Also front and center almost immediately are Peter Miles (Noah Jupe), the young son the racer is very close to, and — taking pride of place as the film’s secret weapon — Miles’ wife, Mollie.
Dynamically played by Irish-born Caitriona Balfe (TV’s “Outlander”), Mollie is unquestionably Ken’s equal, a match for him in Bogart-Bacall type banter and, as it unexpectedly turns out, behind the wheel. To place a convincingly strong and formidable woman in this very male universe was one of “Ford v Ferrari’s” best ideas, and the film has the good sense to return to the couple again and again.

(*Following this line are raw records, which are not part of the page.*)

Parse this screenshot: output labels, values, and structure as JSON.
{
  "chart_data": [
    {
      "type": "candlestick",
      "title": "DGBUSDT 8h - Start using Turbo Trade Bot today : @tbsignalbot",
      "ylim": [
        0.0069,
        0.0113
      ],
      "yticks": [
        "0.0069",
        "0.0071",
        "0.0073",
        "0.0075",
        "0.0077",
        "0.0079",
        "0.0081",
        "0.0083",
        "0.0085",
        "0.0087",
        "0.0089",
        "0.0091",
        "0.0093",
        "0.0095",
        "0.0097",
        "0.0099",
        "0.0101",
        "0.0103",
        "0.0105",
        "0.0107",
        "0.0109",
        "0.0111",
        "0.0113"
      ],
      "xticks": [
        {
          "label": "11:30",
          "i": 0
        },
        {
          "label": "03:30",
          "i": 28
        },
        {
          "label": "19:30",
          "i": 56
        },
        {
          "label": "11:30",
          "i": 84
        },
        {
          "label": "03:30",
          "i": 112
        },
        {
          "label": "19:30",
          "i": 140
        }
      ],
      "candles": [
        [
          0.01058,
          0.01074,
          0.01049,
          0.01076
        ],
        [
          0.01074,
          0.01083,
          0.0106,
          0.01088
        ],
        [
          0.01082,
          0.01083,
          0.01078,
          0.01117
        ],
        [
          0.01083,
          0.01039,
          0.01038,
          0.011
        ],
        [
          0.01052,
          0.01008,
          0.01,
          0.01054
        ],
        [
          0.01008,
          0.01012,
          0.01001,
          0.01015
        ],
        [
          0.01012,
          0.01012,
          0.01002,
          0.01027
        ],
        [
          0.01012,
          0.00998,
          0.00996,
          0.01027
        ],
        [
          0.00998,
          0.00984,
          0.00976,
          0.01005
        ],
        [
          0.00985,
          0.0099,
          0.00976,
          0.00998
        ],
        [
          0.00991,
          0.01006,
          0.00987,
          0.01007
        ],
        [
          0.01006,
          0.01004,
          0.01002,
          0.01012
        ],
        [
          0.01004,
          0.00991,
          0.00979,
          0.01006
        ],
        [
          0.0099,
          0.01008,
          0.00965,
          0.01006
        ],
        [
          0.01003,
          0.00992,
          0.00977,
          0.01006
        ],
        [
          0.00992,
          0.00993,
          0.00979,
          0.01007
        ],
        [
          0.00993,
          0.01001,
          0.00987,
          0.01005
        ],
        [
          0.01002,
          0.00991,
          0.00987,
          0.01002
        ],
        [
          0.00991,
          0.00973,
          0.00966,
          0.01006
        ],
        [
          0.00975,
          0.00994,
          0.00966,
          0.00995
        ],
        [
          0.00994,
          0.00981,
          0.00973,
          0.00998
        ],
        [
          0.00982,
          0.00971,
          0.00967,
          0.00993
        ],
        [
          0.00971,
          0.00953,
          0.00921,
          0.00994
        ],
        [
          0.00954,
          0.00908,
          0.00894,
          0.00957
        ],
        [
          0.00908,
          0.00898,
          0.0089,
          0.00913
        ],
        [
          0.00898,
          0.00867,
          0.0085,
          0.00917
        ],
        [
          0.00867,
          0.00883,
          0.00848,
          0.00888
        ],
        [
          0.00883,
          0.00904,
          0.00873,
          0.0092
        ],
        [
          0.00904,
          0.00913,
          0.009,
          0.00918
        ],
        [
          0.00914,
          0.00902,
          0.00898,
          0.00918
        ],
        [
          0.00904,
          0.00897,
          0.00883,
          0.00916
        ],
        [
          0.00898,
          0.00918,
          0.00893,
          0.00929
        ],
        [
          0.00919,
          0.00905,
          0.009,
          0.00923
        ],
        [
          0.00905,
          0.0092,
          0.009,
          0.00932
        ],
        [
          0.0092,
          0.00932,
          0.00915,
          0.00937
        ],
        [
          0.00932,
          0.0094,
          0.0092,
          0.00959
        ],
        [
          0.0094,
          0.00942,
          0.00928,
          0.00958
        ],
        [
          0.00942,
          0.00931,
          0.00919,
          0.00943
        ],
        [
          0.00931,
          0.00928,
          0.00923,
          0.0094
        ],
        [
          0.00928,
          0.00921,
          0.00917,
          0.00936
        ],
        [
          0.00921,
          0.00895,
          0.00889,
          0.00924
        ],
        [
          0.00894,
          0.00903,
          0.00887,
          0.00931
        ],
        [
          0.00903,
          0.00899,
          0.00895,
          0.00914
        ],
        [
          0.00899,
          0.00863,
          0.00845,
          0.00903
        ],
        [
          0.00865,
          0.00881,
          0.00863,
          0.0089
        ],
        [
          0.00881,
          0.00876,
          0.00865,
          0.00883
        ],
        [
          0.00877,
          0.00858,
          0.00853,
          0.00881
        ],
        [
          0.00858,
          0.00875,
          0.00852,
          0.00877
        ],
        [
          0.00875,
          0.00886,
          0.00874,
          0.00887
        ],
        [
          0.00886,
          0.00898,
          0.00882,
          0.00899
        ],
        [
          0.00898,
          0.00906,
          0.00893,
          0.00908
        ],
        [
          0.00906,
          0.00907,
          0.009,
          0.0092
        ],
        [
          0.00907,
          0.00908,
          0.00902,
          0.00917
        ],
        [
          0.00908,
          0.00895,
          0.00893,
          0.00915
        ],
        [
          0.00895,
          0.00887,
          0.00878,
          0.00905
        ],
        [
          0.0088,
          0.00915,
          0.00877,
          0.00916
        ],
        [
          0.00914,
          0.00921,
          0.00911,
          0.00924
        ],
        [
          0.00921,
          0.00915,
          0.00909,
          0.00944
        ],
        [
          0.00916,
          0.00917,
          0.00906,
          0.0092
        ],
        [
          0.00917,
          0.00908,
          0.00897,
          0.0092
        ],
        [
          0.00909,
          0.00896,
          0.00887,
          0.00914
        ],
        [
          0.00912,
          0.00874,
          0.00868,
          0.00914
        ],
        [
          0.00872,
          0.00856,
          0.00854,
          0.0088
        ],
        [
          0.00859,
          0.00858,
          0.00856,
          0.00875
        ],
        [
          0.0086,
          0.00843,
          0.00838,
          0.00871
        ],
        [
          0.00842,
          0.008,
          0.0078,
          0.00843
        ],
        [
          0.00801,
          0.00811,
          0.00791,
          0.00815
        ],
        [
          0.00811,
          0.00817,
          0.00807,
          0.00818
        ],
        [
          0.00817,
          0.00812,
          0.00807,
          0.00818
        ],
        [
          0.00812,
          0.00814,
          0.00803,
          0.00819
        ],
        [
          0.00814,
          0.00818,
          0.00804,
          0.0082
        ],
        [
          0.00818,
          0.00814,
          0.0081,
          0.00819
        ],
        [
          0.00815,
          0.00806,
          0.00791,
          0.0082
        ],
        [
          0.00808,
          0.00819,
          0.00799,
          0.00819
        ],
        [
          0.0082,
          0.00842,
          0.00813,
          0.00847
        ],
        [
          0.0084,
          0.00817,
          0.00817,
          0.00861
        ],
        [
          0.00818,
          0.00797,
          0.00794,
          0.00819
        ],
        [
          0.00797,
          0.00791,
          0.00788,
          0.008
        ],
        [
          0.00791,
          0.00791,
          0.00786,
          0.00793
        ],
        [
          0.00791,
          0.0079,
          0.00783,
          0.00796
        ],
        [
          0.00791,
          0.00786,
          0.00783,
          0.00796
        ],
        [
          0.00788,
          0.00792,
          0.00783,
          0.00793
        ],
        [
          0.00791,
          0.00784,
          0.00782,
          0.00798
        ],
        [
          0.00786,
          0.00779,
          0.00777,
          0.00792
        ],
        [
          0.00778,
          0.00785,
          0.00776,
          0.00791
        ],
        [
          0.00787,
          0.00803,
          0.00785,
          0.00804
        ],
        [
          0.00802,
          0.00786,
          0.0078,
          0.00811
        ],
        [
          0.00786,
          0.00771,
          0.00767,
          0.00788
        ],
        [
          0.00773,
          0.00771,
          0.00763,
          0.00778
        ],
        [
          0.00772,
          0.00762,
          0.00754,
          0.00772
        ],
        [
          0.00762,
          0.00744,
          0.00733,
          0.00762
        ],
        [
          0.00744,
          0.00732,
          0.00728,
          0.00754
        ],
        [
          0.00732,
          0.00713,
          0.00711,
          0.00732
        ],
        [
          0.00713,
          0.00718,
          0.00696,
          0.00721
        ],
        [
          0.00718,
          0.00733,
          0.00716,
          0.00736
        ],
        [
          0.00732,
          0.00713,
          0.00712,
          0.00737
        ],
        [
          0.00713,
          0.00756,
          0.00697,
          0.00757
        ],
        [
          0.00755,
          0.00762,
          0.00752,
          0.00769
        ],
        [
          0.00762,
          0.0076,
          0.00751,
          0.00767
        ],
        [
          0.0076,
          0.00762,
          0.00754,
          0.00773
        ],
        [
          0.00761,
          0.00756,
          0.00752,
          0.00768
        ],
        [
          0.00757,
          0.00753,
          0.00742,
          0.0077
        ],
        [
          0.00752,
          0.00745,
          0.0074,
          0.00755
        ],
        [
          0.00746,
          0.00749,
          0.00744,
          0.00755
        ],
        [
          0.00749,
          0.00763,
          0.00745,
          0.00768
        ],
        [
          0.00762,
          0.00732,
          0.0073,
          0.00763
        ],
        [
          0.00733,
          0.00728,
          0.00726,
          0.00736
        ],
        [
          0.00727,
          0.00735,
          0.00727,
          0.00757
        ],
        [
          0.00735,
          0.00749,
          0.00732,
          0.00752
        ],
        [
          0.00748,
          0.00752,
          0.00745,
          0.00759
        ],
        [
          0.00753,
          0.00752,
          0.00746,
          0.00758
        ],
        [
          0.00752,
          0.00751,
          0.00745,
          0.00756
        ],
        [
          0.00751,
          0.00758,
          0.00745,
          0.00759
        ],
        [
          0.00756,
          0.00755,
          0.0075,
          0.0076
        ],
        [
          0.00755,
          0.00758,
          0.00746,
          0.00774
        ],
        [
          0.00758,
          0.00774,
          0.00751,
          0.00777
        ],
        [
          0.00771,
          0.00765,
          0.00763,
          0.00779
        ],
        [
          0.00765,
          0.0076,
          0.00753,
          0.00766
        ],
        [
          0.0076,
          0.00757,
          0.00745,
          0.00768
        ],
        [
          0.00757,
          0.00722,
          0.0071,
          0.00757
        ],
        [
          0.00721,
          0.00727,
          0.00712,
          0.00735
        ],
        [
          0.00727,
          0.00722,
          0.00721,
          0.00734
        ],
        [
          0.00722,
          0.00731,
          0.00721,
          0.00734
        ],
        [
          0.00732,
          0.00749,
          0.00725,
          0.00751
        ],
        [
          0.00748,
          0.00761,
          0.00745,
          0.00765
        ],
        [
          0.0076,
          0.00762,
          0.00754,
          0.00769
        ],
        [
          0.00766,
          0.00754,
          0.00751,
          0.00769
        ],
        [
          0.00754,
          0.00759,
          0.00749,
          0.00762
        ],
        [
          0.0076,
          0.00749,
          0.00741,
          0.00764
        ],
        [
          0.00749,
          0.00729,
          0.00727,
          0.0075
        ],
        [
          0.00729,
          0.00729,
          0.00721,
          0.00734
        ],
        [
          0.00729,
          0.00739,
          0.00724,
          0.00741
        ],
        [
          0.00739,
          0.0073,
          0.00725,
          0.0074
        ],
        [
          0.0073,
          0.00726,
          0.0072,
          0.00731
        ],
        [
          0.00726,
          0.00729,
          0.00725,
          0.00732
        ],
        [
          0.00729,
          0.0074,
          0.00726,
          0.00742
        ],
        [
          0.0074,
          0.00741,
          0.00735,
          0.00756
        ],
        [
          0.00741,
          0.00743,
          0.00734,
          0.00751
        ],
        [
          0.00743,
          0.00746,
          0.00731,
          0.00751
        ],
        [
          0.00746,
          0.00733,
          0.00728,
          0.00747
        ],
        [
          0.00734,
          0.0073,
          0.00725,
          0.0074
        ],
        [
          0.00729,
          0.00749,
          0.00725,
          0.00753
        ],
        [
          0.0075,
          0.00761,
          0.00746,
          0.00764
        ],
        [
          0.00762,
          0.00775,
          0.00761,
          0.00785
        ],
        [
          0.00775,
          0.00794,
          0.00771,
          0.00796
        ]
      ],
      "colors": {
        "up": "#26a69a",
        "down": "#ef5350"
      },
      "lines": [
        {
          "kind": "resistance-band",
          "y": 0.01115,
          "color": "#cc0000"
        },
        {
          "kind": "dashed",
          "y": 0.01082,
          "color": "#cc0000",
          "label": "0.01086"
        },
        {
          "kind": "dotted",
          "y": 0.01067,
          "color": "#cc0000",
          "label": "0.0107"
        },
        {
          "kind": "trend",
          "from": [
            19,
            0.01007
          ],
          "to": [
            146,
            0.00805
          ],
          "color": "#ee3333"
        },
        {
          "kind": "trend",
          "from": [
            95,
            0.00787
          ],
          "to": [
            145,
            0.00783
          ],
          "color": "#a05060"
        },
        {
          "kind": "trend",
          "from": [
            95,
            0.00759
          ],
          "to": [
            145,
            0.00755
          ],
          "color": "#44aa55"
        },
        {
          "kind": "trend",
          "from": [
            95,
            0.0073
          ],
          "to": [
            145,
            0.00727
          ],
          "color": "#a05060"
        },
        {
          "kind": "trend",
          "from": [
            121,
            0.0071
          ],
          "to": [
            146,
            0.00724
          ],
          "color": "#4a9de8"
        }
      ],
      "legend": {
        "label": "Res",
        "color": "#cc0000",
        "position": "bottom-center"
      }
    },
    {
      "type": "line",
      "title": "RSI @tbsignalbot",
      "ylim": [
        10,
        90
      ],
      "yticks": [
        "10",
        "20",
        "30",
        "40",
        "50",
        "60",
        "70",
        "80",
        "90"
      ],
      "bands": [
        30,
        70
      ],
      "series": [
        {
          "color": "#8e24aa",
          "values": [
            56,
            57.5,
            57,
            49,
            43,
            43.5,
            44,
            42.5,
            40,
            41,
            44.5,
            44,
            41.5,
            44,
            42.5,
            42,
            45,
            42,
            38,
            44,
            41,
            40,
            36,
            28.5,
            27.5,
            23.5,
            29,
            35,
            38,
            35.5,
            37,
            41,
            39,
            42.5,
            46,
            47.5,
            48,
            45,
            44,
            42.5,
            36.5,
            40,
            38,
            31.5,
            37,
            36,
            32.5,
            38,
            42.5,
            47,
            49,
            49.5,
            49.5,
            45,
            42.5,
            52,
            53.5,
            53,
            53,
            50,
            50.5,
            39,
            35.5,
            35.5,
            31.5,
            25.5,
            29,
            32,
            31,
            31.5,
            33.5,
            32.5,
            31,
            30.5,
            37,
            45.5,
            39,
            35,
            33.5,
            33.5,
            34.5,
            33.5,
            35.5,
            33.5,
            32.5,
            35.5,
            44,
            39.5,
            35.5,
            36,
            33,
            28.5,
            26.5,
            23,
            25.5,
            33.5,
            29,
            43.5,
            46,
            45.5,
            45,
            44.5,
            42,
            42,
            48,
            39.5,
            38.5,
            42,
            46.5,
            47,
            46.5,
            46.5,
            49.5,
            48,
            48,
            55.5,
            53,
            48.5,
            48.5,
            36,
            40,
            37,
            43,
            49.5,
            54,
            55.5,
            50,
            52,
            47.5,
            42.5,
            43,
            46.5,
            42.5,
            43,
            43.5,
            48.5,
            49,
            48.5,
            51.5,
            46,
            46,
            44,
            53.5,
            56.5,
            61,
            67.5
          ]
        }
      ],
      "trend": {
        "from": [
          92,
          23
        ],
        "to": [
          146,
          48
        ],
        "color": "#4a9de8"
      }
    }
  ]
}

“Ford v Ferrari’s” key relationship, however, is between Shelby and Miles, who turns out to be the designer’s driver of choice. In some ways as close as brothers, and sharing a fierce and unflappable dedication to going fast, faster, fastest, these men are also both go-their-own-way iconoclasts, so the relationship between them is inevitably confrontational if not incendiary.
Sharing the screen for the first time, Damon and Bale understand and enhance this empathy with complementary and beautifully nuanced performances.
Though he wears a black Stetson every chance he gets, Damon’s quietly competitive Shelby is often the charismatic conciliator, using his relaxed Texas accent to soften the hard edges of the man he affectionately calls “Bulldog.”
As for Bale — who lost 70 pounds from his top weight as Dick Cheney in “Vice” to transition to this part — his Ken Miles, with the angular look and piercing stare of a bird of prey, is yet another landmark in the actor’s ability to lose himself beyond our recognition in challenging roles.
The last piece of the dramatic picture is Henry Ford II, familiarly known as “the Deuce,” the sullen, aggrieved automotive tyrant (beautifully played by Tracy Letts ) who is driven in the mid-1960s to sell as many cars to as many people as possible.
Encouraged by Lee Iacocca (Jon Bernthal) to win glamorous European Grand Prix races to increase U.S. sales, Ford tries to buy Ferrari, but the aristocratic Enzo Ferrari (Remo Girone) gets the better of him.
Furious, the Deuce announces in no uncertain terms, “I don’t care what it costs, we’re going to build a race car and bury Enzo Ferrari 100 feet deep under the finish line at Le Mans.” Which leads Iacocca to enlist Shelby, who in turns calls on Miles — and the race, so to speak, is on.
Not, of course, that anything is remotely easy. Miles and Shelby have issues with each other, and both will have to contend with the machinations of Ford’s icily conformist executive Leo Beebe (an impeccably corporate Josh Lucas.)
Making all this as involving as possible is superb moviemaking craft, with outstanding work from Mangold’s longtime cinematographer Phedon Papamichael, production designer François Audouy, editors Michael McCusker and Andrew Buckland, and everyone else up and down the line.
A special word has to be said about the racing sequences, in which dozens of cars either borrowed or specially built make sure we see and hear exactly what it feels like to go 200 bone-crunching miles per hour in the shakiest of metal hulls.
Finally, however, this is not a story about cars, or even about racing, but about character, conflict and fate. If proof be needed, look closely at the thank yous in the final credits and you will see the name of the late Alexander Mackendrick.
One of the great figures of moviemaking, the director of such rich, emotional films as “The Man in the White Suit,” “The Ladykillers” and “Sweet Smell of Success,” Mackendrick was Mangold’s teacher and mentor at CalArts. With “Ford v Ferrari,” Mangold has surely made a film that would make the old man proud.
Running time: 2 hours, 32 minutes
Playing: In general release